Having lived in Italy from 1988 to 1999, and having closely watched both Austrian and Italian politics since that, once more I cannot refrain from drawing some comparisons. Abroad, the return to power of the trio Berlusconi - Fini - Bossi in Italy was criticized mainly because of the participation of the latter two (a former neofascist and a xenophobic populist). I think that this is a big mistake, because - like in the case of Austria - it is just a reaction to well known politics from the past having well known tags. The true danger is Mr. Berlusconi himself ! It is my belief that he decided to become a politician in order to be able to maintain and extend the wealth that he had been able to accumulate under the political protection of Mr. Craxi (or, more directly, in order to be able to maintain the previous level of corruption). Remember that Berlusconi entered the political scene within a year from Craxi's exit, when it had become apparent that juridical enquiries would not halt before big names. Becoming a politician made additional, strong tools of counterattack available. Strangely enough, Berlusconi himself seems to believe in his missonary vocation, but I think his "entourage" has different motivations.
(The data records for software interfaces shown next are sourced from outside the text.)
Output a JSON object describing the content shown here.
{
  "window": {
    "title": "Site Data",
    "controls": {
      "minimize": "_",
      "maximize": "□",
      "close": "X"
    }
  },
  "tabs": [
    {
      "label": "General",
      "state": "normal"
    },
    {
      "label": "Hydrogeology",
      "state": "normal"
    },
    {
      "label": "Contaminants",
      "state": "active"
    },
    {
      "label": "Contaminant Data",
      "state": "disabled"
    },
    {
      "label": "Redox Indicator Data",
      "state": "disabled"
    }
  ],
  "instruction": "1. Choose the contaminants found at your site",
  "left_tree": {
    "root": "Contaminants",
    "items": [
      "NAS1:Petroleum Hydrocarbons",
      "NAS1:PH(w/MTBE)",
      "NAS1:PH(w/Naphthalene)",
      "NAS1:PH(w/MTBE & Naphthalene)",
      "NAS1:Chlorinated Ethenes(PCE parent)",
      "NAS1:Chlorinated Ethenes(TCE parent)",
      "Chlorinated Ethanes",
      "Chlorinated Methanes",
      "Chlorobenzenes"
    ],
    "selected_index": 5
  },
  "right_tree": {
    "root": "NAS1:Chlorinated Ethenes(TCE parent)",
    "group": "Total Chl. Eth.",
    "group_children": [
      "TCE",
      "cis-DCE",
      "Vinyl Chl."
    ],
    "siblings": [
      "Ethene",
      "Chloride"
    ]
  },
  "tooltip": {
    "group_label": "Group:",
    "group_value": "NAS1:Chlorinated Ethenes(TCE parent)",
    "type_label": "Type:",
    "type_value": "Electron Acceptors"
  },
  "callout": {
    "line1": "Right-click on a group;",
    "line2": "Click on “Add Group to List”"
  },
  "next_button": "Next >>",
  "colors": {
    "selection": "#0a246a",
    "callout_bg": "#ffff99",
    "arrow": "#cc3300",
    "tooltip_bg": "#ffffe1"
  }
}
One of them, after the end of Berlusconi's first (9 months') government in the 90ies, said "next time we won't make prisoners". And that is what they are doing now: designing laws to their own benefit, while Berlusconi is able to hypnotize a whole nation by use of his three private nationwide TV channels as well as the three public ones on which he can now lay his hands in the position of prime minister.
In Austria, the public does at least have the fair chance to acceed to differentiated informations and consequently not to vote for the freedom party (or others) next time, but in Italy, this chance is not fair. I'm really astonished that this new type of danger is not well perceived abroad, just because it does not have a convenient tag from the past history. Or is it perhaps because political leaders in other coutries also dream of such a non-physical, TV-based power so that they can do what they want while keeping their people hypnotized ?
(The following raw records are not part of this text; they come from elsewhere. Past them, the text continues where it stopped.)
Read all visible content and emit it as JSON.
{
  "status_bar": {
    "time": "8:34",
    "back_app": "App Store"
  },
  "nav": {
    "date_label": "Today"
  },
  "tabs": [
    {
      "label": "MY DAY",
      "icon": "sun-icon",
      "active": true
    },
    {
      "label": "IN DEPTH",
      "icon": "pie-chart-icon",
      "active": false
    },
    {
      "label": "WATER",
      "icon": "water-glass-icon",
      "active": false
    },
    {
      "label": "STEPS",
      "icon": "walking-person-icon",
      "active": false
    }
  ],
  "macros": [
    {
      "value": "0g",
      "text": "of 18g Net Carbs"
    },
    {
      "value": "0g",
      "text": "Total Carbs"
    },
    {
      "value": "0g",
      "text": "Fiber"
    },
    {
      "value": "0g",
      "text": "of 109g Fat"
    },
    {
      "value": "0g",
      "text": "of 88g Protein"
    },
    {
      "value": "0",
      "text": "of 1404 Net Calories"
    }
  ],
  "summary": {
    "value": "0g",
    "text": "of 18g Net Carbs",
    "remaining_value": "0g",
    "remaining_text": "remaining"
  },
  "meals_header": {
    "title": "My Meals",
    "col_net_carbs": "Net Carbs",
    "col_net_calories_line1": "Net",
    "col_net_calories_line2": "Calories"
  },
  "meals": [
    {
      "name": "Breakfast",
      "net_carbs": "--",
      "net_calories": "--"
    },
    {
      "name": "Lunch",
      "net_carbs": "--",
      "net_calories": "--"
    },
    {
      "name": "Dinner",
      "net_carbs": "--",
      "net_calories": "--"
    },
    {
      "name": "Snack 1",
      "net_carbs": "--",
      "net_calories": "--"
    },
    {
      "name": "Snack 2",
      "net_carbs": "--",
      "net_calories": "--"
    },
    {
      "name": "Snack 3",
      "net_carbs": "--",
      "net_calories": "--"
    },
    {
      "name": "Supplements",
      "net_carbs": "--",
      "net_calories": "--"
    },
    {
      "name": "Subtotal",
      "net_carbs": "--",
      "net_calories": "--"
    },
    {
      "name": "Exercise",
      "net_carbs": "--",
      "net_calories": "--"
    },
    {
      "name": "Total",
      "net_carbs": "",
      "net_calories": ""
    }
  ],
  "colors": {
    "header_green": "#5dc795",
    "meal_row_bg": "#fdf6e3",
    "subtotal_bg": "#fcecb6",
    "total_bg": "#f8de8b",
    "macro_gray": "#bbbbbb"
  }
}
Looking back at the so-called "sanctions" against the Austrian government of the year 2000 leaves a bad aftertaste, in particular regarding the EU. I observe that there have been no sanctions at all regarding Italy's actual government, which to my opinion is much worse, and there was an event in a different vein, regarding the Maastricht (economic) criteria: early this year (=2002), Germany together with Portugal were at the point of receiving an official "blue letter" from the EU commission, a warning that they were coming too close to the limits set by the Maastricht treaty. German chancellor Schröder, a half year before new elections, managed to prevent being sent this letter, and thus also Portugal was spared at that time (while previously, Ireland had received such an official warning). The moral seems to be that public sanctions or warnings will only be directed against small member countries of the EU whose political and economic standing is not strong enough just because of their size.

In any case, returning to the scientific comunity: after all, there the "sanctions" ceased and the relations turned to normality within a few months, already in the year 2000.

September 2002, Wolfgang Woess

Statements and links concerning the political situation in Austria

1. Declaration of the University of Vienna on the political situation in Austria.

2. Statement of the Austrian Mathematical Society on the political situation.

3. Statement of the Erwin Schrödinger Institute for Mathematical Physics in Vienna.

4. Gemeinsame Erklärung der Rektoren und Senatsvorsitzenden der österreichischen Universitäten.

5. Dokumentationsarchiv des Österreichischen Widerstandes.

Back to the homepage of Wolfgang Woess.

Last modified on September 19, 2002